    Avoided Costs: Additional savings will be realized through avoided costs, which include 1) improved air quality, resulting in fewer air quality-related public health impacts, such as asthma and other respiratory ailments; 2) compliance with federal air quality regulations, preserving federal funding for local projects, 3) future taxes on carbon, which are predicted to increase substantially over the next decade, 4) reduced need for expensive new power generation and transmission and 5) long term economic losses due to the impacts of increased global warming, which may include declining revenues in hardwood forests, crops like sweet corn, apple and grapes, dairy products, trout populations, and outdoor northeast tourism (2008 Union of Concerned Scientists (UCS) Report Climate Change in Pennsylvania: Impacts and Solutions for the Keystone State.)

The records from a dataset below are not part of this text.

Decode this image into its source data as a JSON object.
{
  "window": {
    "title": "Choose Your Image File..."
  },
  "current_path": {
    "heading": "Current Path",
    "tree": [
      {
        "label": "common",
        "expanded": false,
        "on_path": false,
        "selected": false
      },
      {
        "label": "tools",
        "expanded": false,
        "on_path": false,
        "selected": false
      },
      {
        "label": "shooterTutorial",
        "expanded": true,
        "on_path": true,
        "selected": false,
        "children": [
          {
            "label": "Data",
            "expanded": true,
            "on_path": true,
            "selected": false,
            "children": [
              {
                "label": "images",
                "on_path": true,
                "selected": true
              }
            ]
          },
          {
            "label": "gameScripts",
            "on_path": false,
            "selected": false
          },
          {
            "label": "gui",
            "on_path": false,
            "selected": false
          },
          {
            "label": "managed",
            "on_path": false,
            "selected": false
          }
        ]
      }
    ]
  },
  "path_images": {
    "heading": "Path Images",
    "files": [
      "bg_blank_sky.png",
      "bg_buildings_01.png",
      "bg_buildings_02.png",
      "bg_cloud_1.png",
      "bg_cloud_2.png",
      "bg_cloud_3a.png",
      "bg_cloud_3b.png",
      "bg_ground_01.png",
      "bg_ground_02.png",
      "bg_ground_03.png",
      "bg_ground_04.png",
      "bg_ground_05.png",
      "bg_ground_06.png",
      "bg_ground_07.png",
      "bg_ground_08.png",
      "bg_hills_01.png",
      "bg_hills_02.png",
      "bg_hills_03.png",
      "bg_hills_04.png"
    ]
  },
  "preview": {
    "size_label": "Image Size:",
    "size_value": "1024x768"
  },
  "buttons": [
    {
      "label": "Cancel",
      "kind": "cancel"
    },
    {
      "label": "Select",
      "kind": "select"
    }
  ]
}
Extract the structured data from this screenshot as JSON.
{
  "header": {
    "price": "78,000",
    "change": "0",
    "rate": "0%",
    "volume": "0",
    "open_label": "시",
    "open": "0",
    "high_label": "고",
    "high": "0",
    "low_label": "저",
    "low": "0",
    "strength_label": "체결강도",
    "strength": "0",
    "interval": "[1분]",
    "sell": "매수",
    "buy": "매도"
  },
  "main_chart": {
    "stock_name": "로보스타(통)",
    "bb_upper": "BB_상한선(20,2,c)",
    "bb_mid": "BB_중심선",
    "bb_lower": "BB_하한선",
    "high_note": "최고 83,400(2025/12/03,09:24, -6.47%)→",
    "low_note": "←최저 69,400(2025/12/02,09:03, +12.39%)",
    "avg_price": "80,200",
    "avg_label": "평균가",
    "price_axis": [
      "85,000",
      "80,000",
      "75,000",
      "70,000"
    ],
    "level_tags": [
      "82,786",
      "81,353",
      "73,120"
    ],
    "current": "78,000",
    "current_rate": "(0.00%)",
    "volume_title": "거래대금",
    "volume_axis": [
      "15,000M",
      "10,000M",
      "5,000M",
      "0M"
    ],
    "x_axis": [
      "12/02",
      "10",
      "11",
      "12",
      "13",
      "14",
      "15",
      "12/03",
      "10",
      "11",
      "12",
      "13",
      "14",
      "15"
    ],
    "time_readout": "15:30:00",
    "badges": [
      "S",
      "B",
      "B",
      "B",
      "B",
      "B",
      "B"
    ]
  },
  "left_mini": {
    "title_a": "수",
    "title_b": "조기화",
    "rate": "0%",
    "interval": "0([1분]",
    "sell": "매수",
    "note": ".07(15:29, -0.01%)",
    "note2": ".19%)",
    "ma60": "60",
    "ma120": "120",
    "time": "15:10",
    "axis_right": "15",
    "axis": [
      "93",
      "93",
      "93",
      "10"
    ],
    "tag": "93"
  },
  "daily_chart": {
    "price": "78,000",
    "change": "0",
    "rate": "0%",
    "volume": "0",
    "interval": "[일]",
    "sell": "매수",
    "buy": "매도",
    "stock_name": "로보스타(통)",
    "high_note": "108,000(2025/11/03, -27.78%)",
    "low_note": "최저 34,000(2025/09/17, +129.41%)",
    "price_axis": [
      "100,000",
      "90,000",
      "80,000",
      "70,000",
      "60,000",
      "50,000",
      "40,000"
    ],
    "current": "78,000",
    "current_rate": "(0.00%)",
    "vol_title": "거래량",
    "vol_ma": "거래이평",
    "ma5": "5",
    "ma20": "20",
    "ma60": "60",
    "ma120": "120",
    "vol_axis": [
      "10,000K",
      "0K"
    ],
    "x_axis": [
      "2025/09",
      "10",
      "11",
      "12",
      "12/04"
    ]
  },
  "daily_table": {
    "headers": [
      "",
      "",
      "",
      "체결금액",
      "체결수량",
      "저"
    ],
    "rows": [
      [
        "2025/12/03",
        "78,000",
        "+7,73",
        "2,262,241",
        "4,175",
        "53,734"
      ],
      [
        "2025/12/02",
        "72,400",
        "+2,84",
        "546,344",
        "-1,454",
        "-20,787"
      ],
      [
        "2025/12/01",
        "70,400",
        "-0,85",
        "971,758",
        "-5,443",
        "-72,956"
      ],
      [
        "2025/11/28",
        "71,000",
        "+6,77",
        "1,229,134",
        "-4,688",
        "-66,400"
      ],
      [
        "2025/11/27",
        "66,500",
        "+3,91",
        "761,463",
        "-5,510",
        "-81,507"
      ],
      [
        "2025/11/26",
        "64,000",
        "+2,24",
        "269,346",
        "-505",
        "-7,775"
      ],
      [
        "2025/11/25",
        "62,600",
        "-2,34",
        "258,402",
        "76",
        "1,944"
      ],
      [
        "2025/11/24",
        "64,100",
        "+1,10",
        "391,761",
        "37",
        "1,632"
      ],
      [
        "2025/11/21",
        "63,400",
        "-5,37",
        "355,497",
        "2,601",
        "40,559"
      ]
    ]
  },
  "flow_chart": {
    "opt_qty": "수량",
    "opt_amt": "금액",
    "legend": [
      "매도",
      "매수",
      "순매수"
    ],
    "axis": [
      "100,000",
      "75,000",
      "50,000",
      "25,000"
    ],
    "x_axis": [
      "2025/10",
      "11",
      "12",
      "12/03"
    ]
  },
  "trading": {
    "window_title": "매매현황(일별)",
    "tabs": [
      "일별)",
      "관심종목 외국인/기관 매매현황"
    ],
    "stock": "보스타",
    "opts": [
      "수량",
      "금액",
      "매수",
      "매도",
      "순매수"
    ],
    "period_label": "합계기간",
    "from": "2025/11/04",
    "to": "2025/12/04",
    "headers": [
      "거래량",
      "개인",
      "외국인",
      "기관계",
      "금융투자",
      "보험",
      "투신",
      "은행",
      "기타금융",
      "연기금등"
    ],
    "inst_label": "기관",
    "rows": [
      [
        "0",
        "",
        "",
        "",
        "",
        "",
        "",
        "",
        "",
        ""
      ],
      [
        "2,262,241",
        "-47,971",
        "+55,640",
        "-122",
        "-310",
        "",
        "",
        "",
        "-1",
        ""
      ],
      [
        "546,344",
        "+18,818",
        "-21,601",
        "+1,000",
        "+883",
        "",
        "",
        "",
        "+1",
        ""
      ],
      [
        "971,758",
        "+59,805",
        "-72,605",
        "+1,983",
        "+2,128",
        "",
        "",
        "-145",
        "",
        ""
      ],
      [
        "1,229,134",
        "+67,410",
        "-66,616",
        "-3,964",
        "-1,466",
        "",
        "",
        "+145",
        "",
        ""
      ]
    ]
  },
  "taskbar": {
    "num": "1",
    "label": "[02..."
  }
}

    Join the Party: Philadelphia, Pittsburgh, Reading, York, Easton, Lancaster, Oxford, Kutztown, Erie, Allentown, Bethlehem, Narbeth Borough, Marple, Lower Makefield, Leechburg, Scranton, WilkesBarre, and Lackawanna County, and Braddock have already signed the Mayor’s Climate Change Agreement and are in different stages of Climate Action Planning. The Lackawanna County Commissioners voted to pass a Cool Counties Climate Change resolution in March 2009, providing the city with collaborative partners and opportunities to maximize more efficient staffing work-plans to participate.

    The DEP Greenhouse Gas Pilot Program awarded $300,000 in March 2009 to Allegheny, Bucks, Butler, Centre, Crawford, and Delaware Counties to complete emissions inventories and create Climate Action Plans. This offers additional opportunities to collaborate and share resources through the Cool Cities statewide network.